ACTIVITY:
Write out the entries again. Match each one exactly.

DATA RECORDS:

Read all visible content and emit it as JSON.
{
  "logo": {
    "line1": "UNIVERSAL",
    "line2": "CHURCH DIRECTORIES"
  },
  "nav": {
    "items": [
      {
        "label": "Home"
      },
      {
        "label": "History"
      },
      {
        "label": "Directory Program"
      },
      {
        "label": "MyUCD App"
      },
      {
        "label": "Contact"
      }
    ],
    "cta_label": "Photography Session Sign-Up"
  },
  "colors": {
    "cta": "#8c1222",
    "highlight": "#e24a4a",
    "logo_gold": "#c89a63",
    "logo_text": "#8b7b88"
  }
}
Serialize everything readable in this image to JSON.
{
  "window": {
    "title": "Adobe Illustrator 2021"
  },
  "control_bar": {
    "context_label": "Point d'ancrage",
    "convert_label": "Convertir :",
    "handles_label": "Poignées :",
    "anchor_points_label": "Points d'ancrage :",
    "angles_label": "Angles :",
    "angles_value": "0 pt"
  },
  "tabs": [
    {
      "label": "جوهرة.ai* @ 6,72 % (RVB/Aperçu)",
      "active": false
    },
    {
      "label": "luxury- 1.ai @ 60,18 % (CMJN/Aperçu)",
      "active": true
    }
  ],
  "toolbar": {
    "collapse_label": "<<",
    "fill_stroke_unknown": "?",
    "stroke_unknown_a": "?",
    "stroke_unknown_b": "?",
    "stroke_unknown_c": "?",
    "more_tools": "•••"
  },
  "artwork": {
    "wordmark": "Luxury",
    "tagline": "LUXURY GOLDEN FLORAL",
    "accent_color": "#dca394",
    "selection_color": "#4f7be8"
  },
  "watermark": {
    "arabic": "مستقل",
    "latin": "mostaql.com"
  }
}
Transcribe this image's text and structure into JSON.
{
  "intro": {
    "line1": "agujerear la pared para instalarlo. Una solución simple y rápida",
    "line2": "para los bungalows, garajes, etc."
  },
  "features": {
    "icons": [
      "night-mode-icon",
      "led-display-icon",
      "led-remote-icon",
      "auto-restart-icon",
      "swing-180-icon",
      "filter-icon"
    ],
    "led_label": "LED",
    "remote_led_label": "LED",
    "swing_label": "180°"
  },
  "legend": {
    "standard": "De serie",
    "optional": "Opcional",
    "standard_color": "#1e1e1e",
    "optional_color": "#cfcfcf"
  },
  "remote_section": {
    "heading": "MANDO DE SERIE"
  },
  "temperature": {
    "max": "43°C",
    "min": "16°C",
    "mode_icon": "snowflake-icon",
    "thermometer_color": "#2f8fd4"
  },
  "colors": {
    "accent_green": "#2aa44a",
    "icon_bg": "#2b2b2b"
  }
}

FINISHED EXERCISE:
Read all visible content and emit it as JSON.
{
  "logo": {
    "line1": "UNIVERSAL",
    "line2": "CHURCH DIRECTORIES"
  },
  "nav": {
    "items": [
      {
        "label": "Home"
      },
      {
        "label": "History"
      },
      {
        "label": "Directory Program"
      },
      {
        "label": "MyUCD App"
      },
      {
        "label": "Contact"
      }
    ],
    "cta_label": "Photography Session Sign-Up"
  },
  "colors": {
    "cta": "#8c1222",
    "highlight": "#e24a4a",
    "logo_gold": "#c89a63",
    "logo_text": "#8b7b88"
  }
}
Serialize everything readable in this image to JSON.
{
  "window": {
    "title": "Adobe Illustrator 2021"
  },
  "control_bar": {
    "context_label": "Point d'ancrage",
    "convert_label": "Convertir :",
    "handles_label": "Poignées :",
    "anchor_points_label": "Points d'ancrage :",
    "angles_label": "Angles :",
    "angles_value": "0 pt"
  },
  "tabs": [
    {
      "label": "جوهرة.ai* @ 6,72 % (RVB/Aperçu)",
      "active": false
    },
    {
      "label": "luxury- 1.ai @ 60,18 % (CMJN/Aperçu)",
      "active": true
    }
  ],
  "toolbar": {
    "collapse_label": "<<",
    "fill_stroke_unknown": "?",
    "stroke_unknown_a": "?",
    "stroke_unknown_b": "?",
    "stroke_unknown_c": "?",
    "more_tools": "•••"
  },
  "artwork": {
    "wordmark": "Luxury",
    "tagline": "LUXURY GOLDEN FLORAL",
    "accent_color": "#dca394",
    "selection_color": "#4f7be8"
  },
  "watermark": {
    "arabic": "مستقل",
    "latin": "mostaql.com"
  }
}
Transcribe this image's text and structure into JSON.
{
  "intro": {
    "line1": "agujerear la pared para instalarlo. Una solución simple y rápida",
    "line2": "para los bungalows, garajes, etc."
  },
  "features": {
    "icons": [
      "night-mode-icon",
      "led-display-icon",
      "led-remote-icon",
      "auto-restart-icon",
      "swing-180-icon",
      "filter-icon"
    ],
    "led_label": "LED",
    "remote_led_label": "LED",
    "swing_label": "180°"
  },
  "legend": {
    "standard": "De serie",
    "optional": "Opcional",
    "standard_color": "#1e1e1e",
    "optional_color": "#cfcfcf"
  },
  "remote_section": {
    "heading": "MANDO DE SERIE"
  },
  "temperature": {
    "max": "43°C",
    "min": "16°C",
    "mode_icon": "snowflake-icon",
    "thermometer_color": "#2f8fd4"
  },
  "colors": {
    "accent_green": "#2aa44a",
    "icon_bg": "#2b2b2b"
  }
}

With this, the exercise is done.